--- START ---
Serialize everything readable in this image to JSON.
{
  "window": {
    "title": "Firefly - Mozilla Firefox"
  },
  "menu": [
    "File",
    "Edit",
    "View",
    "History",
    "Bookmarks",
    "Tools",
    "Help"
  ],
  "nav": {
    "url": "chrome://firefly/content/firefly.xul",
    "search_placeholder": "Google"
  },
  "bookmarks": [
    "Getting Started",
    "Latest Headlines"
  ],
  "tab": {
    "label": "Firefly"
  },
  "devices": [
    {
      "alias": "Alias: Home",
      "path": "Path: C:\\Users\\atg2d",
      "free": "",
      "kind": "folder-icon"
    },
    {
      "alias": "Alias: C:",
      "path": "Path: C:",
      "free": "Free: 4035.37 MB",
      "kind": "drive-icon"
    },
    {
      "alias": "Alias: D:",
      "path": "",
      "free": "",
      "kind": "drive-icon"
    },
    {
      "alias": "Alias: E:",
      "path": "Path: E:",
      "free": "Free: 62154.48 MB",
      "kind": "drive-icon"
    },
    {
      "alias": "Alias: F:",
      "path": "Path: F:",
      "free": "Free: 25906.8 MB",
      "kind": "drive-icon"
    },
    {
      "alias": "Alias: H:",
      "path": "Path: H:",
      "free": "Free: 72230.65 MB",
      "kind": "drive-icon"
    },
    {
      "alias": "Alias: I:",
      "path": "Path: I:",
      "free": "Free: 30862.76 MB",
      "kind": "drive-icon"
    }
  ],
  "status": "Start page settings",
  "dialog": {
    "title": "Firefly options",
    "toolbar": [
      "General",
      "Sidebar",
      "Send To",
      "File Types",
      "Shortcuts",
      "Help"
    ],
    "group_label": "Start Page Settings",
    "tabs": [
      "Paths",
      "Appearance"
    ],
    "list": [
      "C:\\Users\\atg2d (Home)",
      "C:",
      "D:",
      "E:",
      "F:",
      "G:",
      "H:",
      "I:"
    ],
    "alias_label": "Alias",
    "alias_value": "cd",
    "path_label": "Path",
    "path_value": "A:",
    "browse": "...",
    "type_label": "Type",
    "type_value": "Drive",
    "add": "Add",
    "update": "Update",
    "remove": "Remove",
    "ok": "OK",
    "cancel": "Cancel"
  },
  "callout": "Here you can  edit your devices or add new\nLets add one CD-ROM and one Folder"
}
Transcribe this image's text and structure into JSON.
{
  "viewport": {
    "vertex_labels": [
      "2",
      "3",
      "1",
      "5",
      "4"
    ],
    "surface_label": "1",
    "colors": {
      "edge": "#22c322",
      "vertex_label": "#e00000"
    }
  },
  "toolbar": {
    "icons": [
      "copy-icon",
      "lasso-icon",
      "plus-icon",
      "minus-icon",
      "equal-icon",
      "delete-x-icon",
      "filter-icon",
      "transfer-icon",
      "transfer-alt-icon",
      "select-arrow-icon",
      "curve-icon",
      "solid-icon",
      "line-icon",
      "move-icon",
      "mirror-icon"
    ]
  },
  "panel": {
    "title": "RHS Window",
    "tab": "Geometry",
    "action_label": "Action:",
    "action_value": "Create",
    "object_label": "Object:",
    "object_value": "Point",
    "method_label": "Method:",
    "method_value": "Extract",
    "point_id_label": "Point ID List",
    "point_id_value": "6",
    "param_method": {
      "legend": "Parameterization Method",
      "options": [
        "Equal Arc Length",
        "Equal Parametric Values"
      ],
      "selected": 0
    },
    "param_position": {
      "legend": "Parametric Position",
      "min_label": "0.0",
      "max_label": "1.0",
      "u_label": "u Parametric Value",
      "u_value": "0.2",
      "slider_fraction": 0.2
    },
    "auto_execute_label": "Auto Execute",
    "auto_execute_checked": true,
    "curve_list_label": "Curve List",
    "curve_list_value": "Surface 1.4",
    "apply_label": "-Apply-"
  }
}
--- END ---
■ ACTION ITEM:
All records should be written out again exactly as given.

■ SOLVED EXERCISE:
Serialize everything readable in this image to JSON.
{
  "window": {
    "title": "Firefly - Mozilla Firefox"
  },
  "menu": [
    "File",
    "Edit",
    "View",
    "History",
    "Bookmarks",
    "Tools",
    "Help"
  ],
  "nav": {
    "url": "chrome://firefly/content/firefly.xul",
    "search_placeholder": "Google"
  },
  "bookmarks": [
    "Getting Started",
    "Latest Headlines"
  ],
  "tab": {
    "label": "Firefly"
  },
  "devices": [
    {
      "alias": "Alias: Home",
      "path": "Path: C:\\Users\\atg2d",
      "free": "",
      "kind": "folder-icon"
    },
    {
      "alias": "Alias: C:",
      "path": "Path: C:",
      "free": "Free: 4035.37 MB",
      "kind": "drive-icon"
    },
    {
      "alias": "Alias: D:",
      "path": "",
      "free": "",
      "kind": "drive-icon"
    },
    {
      "alias": "Alias: E:",
      "path": "Path: E:",
      "free": "Free: 62154.48 MB",
      "kind": "drive-icon"
    },
    {
      "alias": "Alias: F:",
      "path": "Path: F:",
      "free": "Free: 25906.8 MB",
      "kind": "drive-icon"
    },
    {
      "alias": "Alias: H:",
      "path": "Path: H:",
      "free": "Free: 72230.65 MB",
      "kind": "drive-icon"
    },
    {
      "alias": "Alias: I:",
      "path": "Path: I:",
      "free": "Free: 30862.76 MB",
      "kind": "drive-icon"
    }
  ],
  "status": "Start page settings",
  "dialog": {
    "title": "Firefly options",
    "toolbar": [
      "General",
      "Sidebar",
      "Send To",
      "File Types",
      "Shortcuts",
      "Help"
    ],
    "group_label": "Start Page Settings",
    "tabs": [
      "Paths",
      "Appearance"
    ],
    "list": [
      "C:\\Users\\atg2d (Home)",
      "C:",
      "D:",
      "E:",
      "F:",
      "G:",
      "H:",
      "I:"
    ],
    "alias_label": "Alias",
    "alias_value": "cd",
    "path_label": "Path",
    "path_value": "A:",
    "browse": "...",
    "type_label": "Type",
    "type_value": "Drive",
    "add": "Add",
    "update": "Update",
    "remove": "Remove",
    "ok": "OK",
    "cancel": "Cancel"
  },
  "callout": "Here you can  edit your devices or add new\nLets add one CD-ROM and one Folder"
}
Transcribe this image's text and structure into JSON.
{
  "viewport": {
    "vertex_labels": [
      "2",
      "3",
      "1",
      "5",
      "4"
    ],
    "surface_label": "1",
    "colors": {
      "edge": "#22c322",
      "vertex_label": "#e00000"
    }
  },
  "toolbar": {
    "icons": [
      "copy-icon",
      "lasso-icon",
      "plus-icon",
      "minus-icon",
      "equal-icon",
      "delete-x-icon",
      "filter-icon",
      "transfer-icon",
      "transfer-alt-icon",
      "select-arrow-icon",
      "curve-icon",
      "solid-icon",
      "line-icon",
      "move-icon",
      "mirror-icon"
    ]
  },
  "panel": {
    "title": "RHS Window",
    "tab": "Geometry",
    "action_label": "Action:",
    "action_value": "Create",
    "object_label": "Object:",
    "object_value": "Point",
    "method_label": "Method:",
    "method_value": "Extract",
    "point_id_label": "Point ID List",
    "point_id_value": "6",
    "param_method": {
      "legend": "Parameterization Method",
      "options": [
        "Equal Arc Length",
        "Equal Parametric Values"
      ],
      "selected": 0
    },
    "param_position": {
      "legend": "Parametric Position",
      "min_label": "0.0",
      "max_label": "1.0",
      "u_label": "u Parametric Value",
      "u_value": "0.2",
      "slider_fraction": 0.2
    },
    "auto_execute_label": "Auto Execute",
    "auto_execute_checked": true,
    "curve_list_label": "Curve List",
    "curve_list_value": "Surface 1.4",
    "apply_label": "-Apply-"
  }
}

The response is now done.